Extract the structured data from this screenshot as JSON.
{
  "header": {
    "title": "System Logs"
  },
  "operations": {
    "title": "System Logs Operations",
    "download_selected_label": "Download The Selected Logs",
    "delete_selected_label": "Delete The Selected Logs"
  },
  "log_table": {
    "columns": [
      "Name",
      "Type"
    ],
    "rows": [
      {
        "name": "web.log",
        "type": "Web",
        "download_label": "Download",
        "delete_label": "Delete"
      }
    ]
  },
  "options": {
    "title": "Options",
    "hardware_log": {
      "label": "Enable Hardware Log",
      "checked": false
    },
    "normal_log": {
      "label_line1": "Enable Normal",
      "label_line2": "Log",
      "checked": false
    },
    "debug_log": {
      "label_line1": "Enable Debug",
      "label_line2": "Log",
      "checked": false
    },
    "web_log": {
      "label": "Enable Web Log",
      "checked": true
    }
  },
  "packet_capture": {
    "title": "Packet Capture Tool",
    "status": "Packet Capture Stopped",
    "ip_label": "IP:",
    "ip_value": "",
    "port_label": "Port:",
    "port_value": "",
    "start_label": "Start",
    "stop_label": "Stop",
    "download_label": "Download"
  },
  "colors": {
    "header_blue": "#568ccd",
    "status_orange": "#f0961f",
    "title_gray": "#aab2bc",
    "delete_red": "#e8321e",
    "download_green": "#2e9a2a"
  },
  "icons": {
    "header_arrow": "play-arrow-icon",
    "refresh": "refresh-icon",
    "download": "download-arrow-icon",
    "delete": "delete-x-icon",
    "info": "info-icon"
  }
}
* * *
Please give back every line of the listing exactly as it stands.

Extract the structured data from this screenshot as JSON.
{
  "header": {
    "title": "System Logs"
  },
  "operations": {
    "title": "System Logs Operations",
    "download_selected_label": "Download The Selected Logs",
    "delete_selected_label": "Delete The Selected Logs"
  },
  "log_table": {
    "columns": [
      "Name",
      "Type"
    ],
    "rows": [
      {
        "name": "web.log",
        "type": "Web",
        "download_label": "Download",
        "delete_label": "Delete"
      }
    ]
  },
  "options": {
    "title": "Options",
    "hardware_log": {
      "label": "Enable Hardware Log",
      "checked": false
    },
    "normal_log": {
      "label_line1": "Enable Normal",
      "label_line2": "Log",
      "checked": false
    },
    "debug_log": {
      "label_line1": "Enable Debug",
      "label_line2": "Log",
      "checked": false
    },
    "web_log": {
      "label": "Enable Web Log",
      "checked": true
    }
  },
  "packet_capture": {
    "title": "Packet Capture Tool",
    "status": "Packet Capture Stopped",
    "ip_label": "IP:",
    "ip_value": "",
    "port_label": "Port:",
    "port_value": "",
    "start_label": "Start",
    "stop_label": "Stop",
    "download_label": "Download"
  },
  "colors": {
    "header_blue": "#568ccd",
    "status_orange": "#f0961f",
    "title_gray": "#aab2bc",
    "delete_red": "#e8321e",
    "download_green": "#2e9a2a"
  },
  "icons": {
    "header_arrow": "play-arrow-icon",
    "refresh": "refresh-icon",
    "download": "download-arrow-icon",
    "delete": "delete-x-icon",
    "info": "info-icon"
  }
}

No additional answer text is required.